[Opening Dataset section]

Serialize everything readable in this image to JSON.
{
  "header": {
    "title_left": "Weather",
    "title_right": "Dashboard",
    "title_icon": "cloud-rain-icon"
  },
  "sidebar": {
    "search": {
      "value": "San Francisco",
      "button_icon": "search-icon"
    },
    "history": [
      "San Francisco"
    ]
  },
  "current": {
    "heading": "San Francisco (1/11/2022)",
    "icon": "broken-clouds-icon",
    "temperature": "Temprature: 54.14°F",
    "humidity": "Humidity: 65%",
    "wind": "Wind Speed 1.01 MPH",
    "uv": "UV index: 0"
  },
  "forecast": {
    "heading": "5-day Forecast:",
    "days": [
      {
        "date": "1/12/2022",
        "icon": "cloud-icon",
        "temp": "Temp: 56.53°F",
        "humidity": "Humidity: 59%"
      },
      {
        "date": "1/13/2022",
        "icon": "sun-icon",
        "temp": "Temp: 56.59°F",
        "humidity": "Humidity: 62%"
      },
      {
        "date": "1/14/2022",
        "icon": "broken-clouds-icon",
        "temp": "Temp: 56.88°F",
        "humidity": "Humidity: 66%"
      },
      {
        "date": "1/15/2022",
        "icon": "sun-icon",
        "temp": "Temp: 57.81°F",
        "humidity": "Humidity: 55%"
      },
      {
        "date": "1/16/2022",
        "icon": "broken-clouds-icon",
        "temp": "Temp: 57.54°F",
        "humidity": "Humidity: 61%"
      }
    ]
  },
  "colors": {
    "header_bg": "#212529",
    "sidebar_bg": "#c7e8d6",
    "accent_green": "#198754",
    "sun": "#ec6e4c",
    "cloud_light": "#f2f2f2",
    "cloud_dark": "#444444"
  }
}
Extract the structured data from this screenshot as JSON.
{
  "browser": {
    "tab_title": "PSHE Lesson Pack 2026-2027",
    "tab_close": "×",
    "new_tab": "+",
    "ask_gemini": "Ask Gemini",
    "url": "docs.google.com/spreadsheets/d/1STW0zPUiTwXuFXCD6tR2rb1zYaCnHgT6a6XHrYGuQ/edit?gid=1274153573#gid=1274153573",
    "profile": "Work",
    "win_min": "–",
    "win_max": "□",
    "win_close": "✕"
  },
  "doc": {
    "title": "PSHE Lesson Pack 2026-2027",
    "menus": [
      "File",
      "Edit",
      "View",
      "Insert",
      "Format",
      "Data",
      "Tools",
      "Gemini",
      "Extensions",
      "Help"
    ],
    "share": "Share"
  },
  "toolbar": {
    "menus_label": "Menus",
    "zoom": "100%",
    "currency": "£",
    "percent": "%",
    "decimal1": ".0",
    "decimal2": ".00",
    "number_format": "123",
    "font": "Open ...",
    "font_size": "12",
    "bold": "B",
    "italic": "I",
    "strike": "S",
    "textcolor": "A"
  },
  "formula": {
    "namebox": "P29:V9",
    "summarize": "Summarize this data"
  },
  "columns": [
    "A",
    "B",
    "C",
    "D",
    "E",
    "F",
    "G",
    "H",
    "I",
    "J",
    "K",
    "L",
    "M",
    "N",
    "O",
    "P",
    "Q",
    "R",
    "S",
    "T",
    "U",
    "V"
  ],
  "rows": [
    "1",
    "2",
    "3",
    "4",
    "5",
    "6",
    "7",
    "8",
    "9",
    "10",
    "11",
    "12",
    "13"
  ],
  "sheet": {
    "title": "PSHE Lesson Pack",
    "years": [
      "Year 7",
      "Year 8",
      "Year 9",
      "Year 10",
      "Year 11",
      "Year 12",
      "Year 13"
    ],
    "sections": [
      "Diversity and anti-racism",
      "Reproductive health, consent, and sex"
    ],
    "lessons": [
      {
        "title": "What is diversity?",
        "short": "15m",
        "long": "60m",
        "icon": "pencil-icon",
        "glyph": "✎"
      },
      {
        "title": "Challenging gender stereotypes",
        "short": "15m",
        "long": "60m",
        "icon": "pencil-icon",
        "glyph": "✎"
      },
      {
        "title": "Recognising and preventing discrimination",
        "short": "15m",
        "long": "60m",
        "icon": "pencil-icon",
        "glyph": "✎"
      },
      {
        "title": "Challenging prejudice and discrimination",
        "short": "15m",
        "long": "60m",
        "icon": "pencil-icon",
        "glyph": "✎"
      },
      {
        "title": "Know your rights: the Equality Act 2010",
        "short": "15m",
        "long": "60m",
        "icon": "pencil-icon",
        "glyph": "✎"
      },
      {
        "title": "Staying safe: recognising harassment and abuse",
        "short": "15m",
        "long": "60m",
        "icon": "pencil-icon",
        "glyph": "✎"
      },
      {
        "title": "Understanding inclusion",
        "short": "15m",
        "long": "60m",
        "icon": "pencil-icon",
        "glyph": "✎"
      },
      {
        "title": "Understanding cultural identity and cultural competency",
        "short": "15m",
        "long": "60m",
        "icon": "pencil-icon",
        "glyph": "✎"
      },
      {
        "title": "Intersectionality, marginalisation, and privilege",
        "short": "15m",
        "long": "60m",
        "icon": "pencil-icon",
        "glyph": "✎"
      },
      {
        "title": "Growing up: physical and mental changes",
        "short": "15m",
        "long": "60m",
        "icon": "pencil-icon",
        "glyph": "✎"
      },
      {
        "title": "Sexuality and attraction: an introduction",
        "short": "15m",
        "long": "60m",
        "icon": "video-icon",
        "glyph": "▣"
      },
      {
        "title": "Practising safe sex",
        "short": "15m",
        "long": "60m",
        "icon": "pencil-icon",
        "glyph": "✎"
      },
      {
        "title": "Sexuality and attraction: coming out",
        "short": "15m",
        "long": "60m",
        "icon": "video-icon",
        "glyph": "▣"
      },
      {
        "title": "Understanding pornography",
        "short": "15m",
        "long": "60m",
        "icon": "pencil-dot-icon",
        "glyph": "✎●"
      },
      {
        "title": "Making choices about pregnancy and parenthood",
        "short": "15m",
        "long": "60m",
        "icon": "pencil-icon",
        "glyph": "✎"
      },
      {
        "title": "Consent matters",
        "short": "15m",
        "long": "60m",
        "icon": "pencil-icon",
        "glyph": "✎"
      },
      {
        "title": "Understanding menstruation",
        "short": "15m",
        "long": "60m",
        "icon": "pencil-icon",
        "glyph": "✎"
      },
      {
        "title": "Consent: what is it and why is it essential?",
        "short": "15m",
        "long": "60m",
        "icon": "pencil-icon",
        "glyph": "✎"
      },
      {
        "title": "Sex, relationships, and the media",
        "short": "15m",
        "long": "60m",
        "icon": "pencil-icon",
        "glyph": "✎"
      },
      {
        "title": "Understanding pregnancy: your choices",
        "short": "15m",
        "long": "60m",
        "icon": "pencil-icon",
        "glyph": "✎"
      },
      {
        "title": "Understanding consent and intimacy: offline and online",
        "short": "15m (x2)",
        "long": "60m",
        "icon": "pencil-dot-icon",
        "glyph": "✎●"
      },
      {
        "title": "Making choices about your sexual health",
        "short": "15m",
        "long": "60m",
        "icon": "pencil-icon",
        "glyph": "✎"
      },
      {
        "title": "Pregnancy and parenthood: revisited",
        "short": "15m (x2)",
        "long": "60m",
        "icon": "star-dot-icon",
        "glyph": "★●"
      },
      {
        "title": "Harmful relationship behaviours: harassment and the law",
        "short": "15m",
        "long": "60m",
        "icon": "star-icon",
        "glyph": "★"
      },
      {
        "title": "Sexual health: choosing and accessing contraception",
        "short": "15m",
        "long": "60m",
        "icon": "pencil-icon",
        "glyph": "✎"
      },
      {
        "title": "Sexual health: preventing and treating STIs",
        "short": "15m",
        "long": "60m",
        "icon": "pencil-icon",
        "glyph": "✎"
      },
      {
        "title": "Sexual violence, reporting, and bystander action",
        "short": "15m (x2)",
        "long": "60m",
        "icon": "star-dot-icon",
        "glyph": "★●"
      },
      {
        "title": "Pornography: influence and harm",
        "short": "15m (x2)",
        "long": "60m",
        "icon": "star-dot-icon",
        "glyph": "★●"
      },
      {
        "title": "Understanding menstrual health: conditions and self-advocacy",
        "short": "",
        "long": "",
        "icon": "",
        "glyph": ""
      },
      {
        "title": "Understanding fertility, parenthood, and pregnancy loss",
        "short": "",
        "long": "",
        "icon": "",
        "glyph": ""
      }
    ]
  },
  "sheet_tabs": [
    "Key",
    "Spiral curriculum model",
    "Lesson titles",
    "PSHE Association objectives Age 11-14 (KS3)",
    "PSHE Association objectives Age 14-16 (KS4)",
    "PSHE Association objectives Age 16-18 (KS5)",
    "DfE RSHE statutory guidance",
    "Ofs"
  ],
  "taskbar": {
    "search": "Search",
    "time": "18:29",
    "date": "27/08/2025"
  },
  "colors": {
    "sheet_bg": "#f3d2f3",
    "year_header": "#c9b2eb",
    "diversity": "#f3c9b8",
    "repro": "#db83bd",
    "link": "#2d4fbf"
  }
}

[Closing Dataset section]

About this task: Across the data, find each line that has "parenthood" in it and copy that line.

Task answer:
        "title": "Making choices about pregnancy and parenthood",
        "title": "Pregnancy and parenthood: revisited",
        "title": "Understanding fertility, parenthood, and pregnancy loss",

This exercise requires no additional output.